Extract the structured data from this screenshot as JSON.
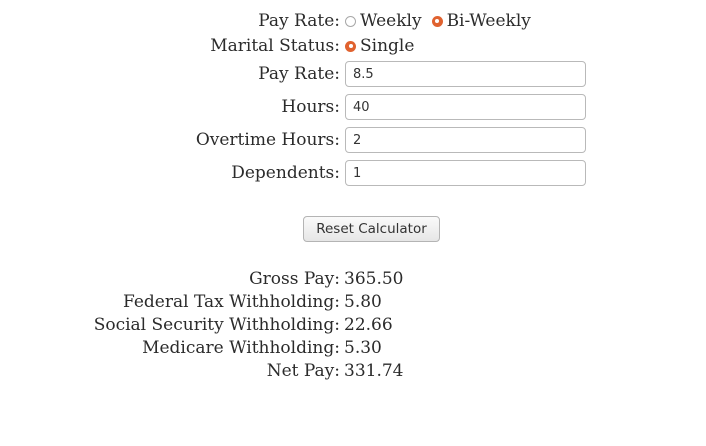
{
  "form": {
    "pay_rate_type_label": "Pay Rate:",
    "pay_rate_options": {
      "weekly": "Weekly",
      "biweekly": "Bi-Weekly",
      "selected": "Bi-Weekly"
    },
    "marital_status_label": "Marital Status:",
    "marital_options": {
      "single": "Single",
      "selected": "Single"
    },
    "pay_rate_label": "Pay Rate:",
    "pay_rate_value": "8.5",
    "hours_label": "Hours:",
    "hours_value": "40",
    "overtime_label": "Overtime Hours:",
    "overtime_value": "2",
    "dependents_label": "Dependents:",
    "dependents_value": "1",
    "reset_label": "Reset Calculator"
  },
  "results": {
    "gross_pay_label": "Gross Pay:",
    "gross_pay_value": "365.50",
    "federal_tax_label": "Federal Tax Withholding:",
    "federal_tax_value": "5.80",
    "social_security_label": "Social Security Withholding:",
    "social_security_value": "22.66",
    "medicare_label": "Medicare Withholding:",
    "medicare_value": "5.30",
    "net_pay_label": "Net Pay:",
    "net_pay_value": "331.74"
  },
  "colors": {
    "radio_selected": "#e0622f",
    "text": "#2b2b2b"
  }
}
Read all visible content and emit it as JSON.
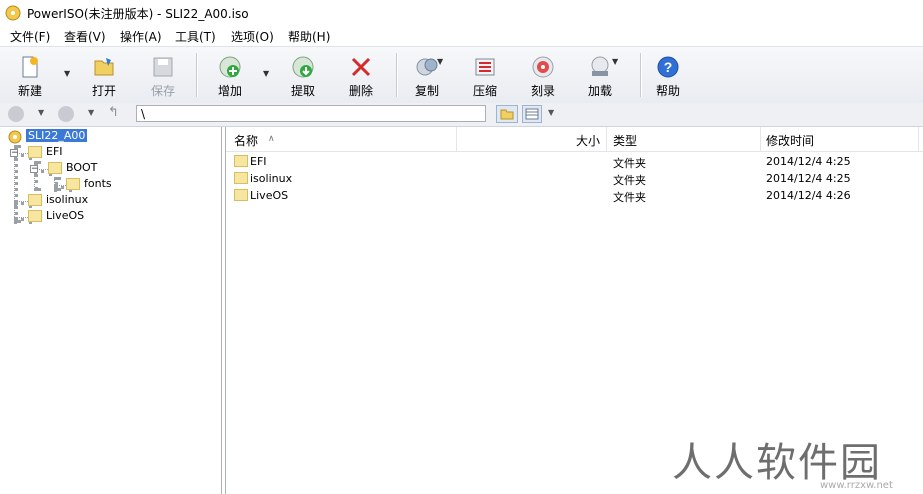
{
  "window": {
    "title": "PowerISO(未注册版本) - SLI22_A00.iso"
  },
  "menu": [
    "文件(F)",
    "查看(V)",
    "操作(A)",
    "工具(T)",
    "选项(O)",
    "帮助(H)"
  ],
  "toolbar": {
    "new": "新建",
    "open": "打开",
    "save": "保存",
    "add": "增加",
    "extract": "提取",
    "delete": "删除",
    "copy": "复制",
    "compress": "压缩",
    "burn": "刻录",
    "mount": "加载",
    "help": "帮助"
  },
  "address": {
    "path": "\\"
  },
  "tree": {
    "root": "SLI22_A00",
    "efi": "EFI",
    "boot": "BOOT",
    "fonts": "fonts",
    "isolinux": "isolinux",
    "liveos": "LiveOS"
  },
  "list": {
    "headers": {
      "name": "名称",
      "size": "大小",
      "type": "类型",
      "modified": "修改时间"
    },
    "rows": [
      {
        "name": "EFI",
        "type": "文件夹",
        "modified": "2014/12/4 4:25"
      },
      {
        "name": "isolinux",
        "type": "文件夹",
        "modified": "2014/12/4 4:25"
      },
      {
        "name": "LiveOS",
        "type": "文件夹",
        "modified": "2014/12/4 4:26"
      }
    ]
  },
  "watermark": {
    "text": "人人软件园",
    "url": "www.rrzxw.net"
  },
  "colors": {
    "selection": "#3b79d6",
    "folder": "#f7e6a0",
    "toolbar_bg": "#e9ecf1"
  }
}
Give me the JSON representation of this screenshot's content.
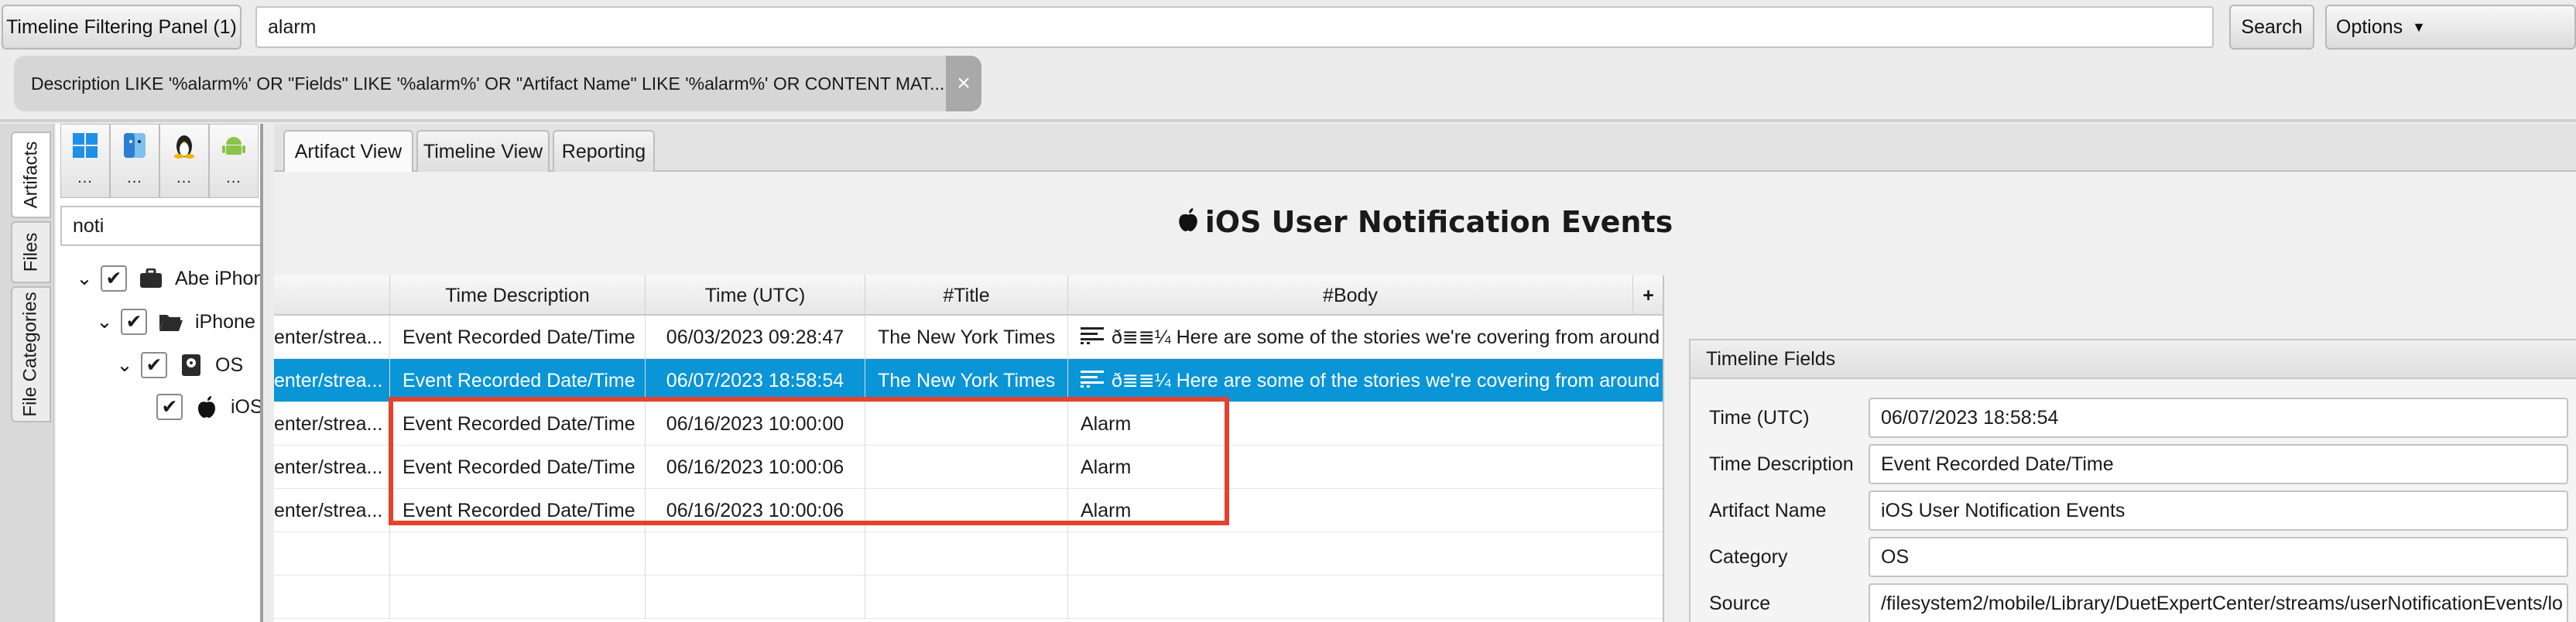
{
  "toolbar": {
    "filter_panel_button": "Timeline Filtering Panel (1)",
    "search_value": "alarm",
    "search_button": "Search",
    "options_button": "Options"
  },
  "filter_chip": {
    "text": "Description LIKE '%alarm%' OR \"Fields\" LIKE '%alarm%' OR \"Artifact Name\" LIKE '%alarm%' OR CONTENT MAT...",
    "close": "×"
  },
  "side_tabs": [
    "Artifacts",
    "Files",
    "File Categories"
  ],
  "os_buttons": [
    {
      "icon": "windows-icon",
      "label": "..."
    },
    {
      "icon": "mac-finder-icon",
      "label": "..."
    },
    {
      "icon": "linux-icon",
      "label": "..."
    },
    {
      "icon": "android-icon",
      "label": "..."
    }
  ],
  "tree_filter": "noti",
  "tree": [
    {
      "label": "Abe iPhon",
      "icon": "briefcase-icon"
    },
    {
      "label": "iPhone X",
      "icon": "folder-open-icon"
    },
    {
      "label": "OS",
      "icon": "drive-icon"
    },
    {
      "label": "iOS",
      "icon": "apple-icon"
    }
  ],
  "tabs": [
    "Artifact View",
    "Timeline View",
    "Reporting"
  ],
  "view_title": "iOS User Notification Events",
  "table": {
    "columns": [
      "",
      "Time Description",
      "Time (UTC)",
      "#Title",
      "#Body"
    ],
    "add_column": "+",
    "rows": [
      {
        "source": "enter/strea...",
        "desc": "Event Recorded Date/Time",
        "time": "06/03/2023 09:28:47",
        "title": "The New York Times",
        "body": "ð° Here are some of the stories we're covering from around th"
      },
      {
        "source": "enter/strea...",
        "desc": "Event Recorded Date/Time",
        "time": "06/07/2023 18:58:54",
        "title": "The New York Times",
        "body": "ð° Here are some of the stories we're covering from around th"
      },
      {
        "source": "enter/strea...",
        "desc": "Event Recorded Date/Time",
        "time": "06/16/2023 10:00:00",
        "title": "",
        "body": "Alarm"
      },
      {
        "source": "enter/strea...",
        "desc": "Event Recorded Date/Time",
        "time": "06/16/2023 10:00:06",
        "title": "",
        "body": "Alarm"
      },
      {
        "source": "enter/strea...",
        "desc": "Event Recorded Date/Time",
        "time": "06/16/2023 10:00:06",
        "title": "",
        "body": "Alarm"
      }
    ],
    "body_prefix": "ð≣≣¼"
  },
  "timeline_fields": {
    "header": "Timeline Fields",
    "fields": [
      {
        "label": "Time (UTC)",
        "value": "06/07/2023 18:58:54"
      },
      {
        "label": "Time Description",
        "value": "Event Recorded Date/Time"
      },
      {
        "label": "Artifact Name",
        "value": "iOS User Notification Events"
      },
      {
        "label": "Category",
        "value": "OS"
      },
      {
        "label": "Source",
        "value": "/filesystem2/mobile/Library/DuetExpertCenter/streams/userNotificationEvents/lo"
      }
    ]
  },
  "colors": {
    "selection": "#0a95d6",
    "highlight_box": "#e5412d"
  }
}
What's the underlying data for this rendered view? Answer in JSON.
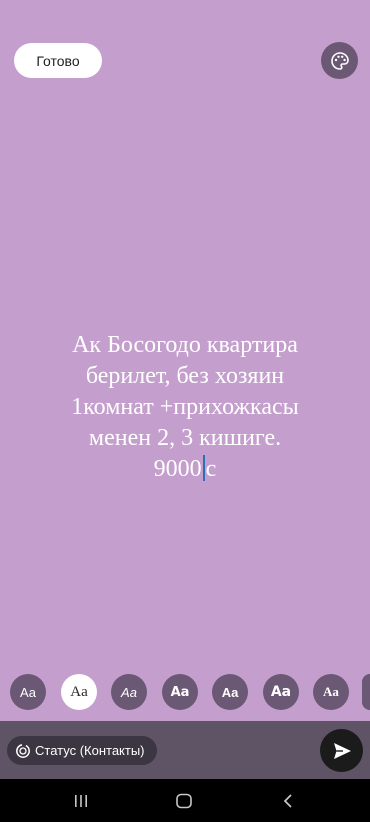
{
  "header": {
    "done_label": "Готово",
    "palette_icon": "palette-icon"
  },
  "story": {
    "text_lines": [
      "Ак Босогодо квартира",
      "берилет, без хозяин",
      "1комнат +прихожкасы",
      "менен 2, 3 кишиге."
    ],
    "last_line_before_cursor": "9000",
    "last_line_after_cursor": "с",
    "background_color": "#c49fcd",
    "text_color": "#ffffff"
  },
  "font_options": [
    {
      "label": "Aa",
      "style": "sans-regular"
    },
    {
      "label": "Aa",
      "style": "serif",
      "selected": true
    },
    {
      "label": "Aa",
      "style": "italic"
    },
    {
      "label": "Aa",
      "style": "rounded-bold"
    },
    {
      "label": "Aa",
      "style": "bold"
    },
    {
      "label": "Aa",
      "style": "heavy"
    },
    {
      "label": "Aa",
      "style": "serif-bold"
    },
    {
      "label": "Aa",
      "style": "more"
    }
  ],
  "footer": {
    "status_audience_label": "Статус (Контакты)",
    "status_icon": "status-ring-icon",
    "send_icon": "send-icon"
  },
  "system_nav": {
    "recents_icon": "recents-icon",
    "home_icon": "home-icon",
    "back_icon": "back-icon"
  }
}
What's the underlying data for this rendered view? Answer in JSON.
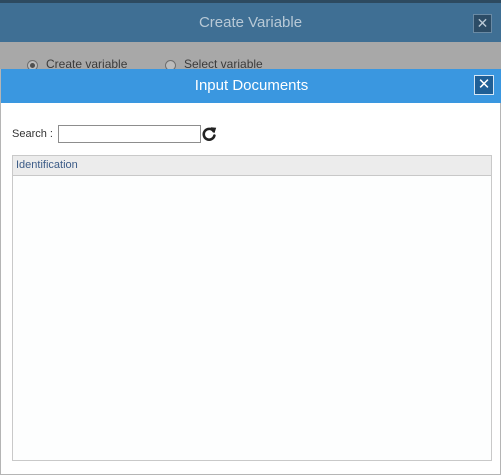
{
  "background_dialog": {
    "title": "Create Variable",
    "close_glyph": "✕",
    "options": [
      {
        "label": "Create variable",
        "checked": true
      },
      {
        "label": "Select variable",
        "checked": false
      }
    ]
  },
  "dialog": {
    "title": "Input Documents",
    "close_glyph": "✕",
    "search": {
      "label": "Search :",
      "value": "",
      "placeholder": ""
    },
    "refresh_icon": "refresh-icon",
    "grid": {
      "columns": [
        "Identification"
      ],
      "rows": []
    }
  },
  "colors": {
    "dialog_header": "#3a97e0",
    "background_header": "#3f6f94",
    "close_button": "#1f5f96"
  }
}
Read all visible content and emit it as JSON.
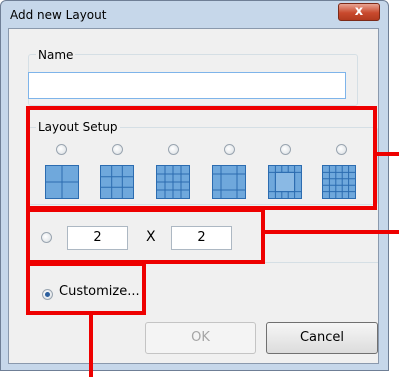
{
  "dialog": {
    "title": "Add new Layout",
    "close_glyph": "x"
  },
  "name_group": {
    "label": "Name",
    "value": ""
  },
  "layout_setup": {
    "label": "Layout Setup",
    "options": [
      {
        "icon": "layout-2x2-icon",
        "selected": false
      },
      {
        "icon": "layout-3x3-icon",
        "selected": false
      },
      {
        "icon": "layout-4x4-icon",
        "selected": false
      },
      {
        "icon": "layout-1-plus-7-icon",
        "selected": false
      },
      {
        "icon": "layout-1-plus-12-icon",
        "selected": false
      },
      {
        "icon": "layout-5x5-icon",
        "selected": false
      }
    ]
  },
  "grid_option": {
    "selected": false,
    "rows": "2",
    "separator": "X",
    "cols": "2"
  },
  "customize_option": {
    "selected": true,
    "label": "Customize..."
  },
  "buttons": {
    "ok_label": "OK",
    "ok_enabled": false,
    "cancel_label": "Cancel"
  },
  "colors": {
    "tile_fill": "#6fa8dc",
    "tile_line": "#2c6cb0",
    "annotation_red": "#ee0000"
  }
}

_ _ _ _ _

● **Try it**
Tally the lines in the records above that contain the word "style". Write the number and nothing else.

● **Reply**
8